> _Data for the task_
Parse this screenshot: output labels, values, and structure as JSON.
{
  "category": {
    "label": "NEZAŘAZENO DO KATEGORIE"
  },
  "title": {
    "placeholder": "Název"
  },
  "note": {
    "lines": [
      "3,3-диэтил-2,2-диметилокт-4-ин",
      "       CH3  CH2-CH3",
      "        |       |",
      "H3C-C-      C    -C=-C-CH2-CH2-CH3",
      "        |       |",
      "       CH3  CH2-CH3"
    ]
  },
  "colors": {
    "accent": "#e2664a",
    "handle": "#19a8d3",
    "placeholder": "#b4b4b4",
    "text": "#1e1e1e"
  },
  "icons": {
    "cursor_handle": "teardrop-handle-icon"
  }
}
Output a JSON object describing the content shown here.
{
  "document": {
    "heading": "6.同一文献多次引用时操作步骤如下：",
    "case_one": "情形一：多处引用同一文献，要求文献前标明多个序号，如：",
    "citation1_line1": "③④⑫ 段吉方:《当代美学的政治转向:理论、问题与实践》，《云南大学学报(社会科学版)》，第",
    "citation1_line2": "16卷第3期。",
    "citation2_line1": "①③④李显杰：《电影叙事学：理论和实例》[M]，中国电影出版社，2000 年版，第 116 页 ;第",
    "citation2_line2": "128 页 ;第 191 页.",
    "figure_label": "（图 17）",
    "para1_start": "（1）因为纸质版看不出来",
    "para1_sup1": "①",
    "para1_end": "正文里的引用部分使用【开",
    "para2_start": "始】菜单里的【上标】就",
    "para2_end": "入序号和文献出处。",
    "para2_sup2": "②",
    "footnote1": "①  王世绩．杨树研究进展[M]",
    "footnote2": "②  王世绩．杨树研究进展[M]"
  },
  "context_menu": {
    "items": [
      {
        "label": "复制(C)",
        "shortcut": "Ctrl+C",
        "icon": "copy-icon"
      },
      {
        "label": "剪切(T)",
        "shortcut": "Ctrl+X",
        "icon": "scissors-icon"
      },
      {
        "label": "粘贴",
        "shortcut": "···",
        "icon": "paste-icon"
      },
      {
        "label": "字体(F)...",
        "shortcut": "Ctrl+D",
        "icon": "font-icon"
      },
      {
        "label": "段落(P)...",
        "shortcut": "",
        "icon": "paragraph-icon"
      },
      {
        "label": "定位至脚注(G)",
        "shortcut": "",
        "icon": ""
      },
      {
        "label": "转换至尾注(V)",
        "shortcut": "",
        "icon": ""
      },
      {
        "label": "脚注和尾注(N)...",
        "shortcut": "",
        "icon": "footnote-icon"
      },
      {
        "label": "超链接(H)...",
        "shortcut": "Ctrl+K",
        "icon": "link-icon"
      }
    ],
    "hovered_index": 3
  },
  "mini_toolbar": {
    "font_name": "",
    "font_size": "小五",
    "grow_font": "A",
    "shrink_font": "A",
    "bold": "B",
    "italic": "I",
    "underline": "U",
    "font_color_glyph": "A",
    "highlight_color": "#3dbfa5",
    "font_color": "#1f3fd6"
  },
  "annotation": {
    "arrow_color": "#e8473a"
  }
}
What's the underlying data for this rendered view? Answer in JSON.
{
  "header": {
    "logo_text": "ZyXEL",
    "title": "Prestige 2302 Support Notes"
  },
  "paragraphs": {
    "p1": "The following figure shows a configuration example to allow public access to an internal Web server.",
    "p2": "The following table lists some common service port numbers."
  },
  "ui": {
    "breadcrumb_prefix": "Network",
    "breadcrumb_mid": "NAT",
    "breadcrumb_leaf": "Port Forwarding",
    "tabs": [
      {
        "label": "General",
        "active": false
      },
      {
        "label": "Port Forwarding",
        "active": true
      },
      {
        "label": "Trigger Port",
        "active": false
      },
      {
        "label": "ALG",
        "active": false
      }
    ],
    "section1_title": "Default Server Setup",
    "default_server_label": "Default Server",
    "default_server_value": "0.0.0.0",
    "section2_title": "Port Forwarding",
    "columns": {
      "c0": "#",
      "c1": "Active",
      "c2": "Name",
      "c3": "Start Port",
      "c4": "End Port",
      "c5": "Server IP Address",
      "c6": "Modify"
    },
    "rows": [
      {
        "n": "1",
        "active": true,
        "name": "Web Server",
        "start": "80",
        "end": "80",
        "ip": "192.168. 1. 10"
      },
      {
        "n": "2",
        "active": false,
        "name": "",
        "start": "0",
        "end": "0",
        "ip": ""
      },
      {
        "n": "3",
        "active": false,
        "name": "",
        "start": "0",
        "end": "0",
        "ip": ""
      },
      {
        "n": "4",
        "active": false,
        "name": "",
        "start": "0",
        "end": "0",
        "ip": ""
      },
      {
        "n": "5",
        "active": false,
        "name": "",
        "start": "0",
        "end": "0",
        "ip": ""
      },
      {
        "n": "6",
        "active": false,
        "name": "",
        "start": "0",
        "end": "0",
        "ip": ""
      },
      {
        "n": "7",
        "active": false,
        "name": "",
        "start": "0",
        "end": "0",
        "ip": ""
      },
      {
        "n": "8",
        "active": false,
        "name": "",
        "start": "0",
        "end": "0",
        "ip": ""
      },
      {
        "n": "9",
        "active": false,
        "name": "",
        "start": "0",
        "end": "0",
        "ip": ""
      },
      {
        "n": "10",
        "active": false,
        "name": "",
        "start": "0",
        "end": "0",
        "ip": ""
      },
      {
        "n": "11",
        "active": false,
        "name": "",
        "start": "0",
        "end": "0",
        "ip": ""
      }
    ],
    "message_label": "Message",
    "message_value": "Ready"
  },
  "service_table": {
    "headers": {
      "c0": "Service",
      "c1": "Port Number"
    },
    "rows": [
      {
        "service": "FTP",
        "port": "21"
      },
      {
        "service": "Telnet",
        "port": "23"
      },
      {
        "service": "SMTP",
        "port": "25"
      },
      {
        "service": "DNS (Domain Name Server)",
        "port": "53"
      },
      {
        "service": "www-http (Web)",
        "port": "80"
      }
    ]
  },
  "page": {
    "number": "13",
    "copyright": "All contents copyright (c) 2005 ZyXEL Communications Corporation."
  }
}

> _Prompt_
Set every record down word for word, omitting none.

> _Response for this exercise_
Parse this screenshot: output labels, values, and structure as JSON.
{
  "category": {
    "label": "NEZAŘAZENO DO KATEGORIE"
  },
  "title": {
    "placeholder": "Název"
  },
  "note": {
    "lines": [
      "3,3-диэтил-2,2-диметилокт-4-ин",
      "       CH3  CH2-CH3",
      "        |       |",
      "H3C-C-      C    -C=-C-CH2-CH2-CH3",
      "        |       |",
      "       CH3  CH2-CH3"
    ]
  },
  "colors": {
    "accent": "#e2664a",
    "handle": "#19a8d3",
    "placeholder": "#b4b4b4",
    "text": "#1e1e1e"
  },
  "icons": {
    "cursor_handle": "teardrop-handle-icon"
  }
}
Output a JSON object describing the content shown here.
{
  "document": {
    "heading": "6.同一文献多次引用时操作步骤如下：",
    "case_one": "情形一：多处引用同一文献，要求文献前标明多个序号，如：",
    "citation1_line1": "③④⑫ 段吉方:《当代美学的政治转向:理论、问题与实践》，《云南大学学报(社会科学版)》，第",
    "citation1_line2": "16卷第3期。",
    "citation2_line1": "①③④李显杰：《电影叙事学：理论和实例》[M]，中国电影出版社，2000 年版，第 116 页 ;第",
    "citation2_line2": "128 页 ;第 191 页.",
    "figure_label": "（图 17）",
    "para1_start": "（1）因为纸质版看不出来",
    "para1_sup1": "①",
    "para1_end": "正文里的引用部分使用【开",
    "para2_start": "始】菜单里的【上标】就",
    "para2_end": "入序号和文献出处。",
    "para2_sup2": "②",
    "footnote1": "①  王世绩．杨树研究进展[M]",
    "footnote2": "②  王世绩．杨树研究进展[M]"
  },
  "context_menu": {
    "items": [
      {
        "label": "复制(C)",
        "shortcut": "Ctrl+C",
        "icon": "copy-icon"
      },
      {
        "label": "剪切(T)",
        "shortcut": "Ctrl+X",
        "icon": "scissors-icon"
      },
      {
        "label": "粘贴",
        "shortcut": "···",
        "icon": "paste-icon"
      },
      {
        "label": "字体(F)...",
        "shortcut": "Ctrl+D",
        "icon": "font-icon"
      },
      {
        "label": "段落(P)...",
        "shortcut": "",
        "icon": "paragraph-icon"
      },
      {
        "label": "定位至脚注(G)",
        "shortcut": "",
        "icon": ""
      },
      {
        "label": "转换至尾注(V)",
        "shortcut": "",
        "icon": ""
      },
      {
        "label": "脚注和尾注(N)...",
        "shortcut": "",
        "icon": "footnote-icon"
      },
      {
        "label": "超链接(H)...",
        "shortcut": "Ctrl+K",
        "icon": "link-icon"
      }
    ],
    "hovered_index": 3
  },
  "mini_toolbar": {
    "font_name": "",
    "font_size": "小五",
    "grow_font": "A",
    "shrink_font": "A",
    "bold": "B",
    "italic": "I",
    "underline": "U",
    "font_color_glyph": "A",
    "highlight_color": "#3dbfa5",
    "font_color": "#1f3fd6"
  },
  "annotation": {
    "arrow_color": "#e8473a"
  }
}
What's the underlying data for this rendered view? Answer in JSON.
{
  "header": {
    "logo_text": "ZyXEL",
    "title": "Prestige 2302 Support Notes"
  },
  "paragraphs": {
    "p1": "The following figure shows a configuration example to allow public access to an internal Web server.",
    "p2": "The following table lists some common service port numbers."
  },
  "ui": {
    "breadcrumb_prefix": "Network",
    "breadcrumb_mid": "NAT",
    "breadcrumb_leaf": "Port Forwarding",
    "tabs": [
      {
        "label": "General",
        "active": false
      },
      {
        "label": "Port Forwarding",
        "active": true
      },
      {
        "label": "Trigger Port",
        "active": false
      },
      {
        "label": "ALG",
        "active": false
      }
    ],
    "section1_title": "Default Server Setup",
    "default_server_label": "Default Server",
    "default_server_value": "0.0.0.0",
    "section2_title": "Port Forwarding",
    "columns": {
      "c0": "#",
      "c1": "Active",
      "c2": "Name",
      "c3": "Start Port",
      "c4": "End Port",
      "c5": "Server IP Address",
      "c6": "Modify"
    },
    "rows": [
      {
        "n": "1",
        "active": true,
        "name": "Web Server",
        "start": "80",
        "end": "80",
        "ip": "192.168. 1. 10"
      },
      {
        "n": "2",
        "active": false,
        "name": "",
        "start": "0",
        "end": "0",
        "ip": ""
      },
      {
        "n": "3",
        "active": false,
        "name": "",
        "start": "0",
        "end": "0",
        "ip": ""
      },
      {
        "n": "4",
        "active": false,
        "name": "",
        "start": "0",
        "end": "0",
        "ip": ""
      },
      {
        "n": "5",
        "active": false,
        "name": "",
        "start": "0",
        "end": "0",
        "ip": ""
      },
      {
        "n": "6",
        "active": false,
        "name": "",
        "start": "0",
        "end": "0",
        "ip": ""
      },
      {
        "n": "7",
        "active": false,
        "name": "",
        "start": "0",
        "end": "0",
        "ip": ""
      },
      {
        "n": "8",
        "active": false,
        "name": "",
        "start": "0",
        "end": "0",
        "ip": ""
      },
      {
        "n": "9",
        "active": false,
        "name": "",
        "start": "0",
        "end": "0",
        "ip": ""
      },
      {
        "n": "10",
        "active": false,
        "name": "",
        "start": "0",
        "end": "0",
        "ip": ""
      },
      {
        "n": "11",
        "active": false,
        "name": "",
        "start": "0",
        "end": "0",
        "ip": ""
      }
    ],
    "message_label": "Message",
    "message_value": "Ready"
  },
  "service_table": {
    "headers": {
      "c0": "Service",
      "c1": "Port Number"
    },
    "rows": [
      {
        "service": "FTP",
        "port": "21"
      },
      {
        "service": "Telnet",
        "port": "23"
      },
      {
        "service": "SMTP",
        "port": "25"
      },
      {
        "service": "DNS (Domain Name Server)",
        "port": "53"
      },
      {
        "service": "www-http (Web)",
        "port": "80"
      }
    ]
  },
  "page": {
    "number": "13",
    "copyright": "All contents copyright (c) 2005 ZyXEL Communications Corporation."
  }
}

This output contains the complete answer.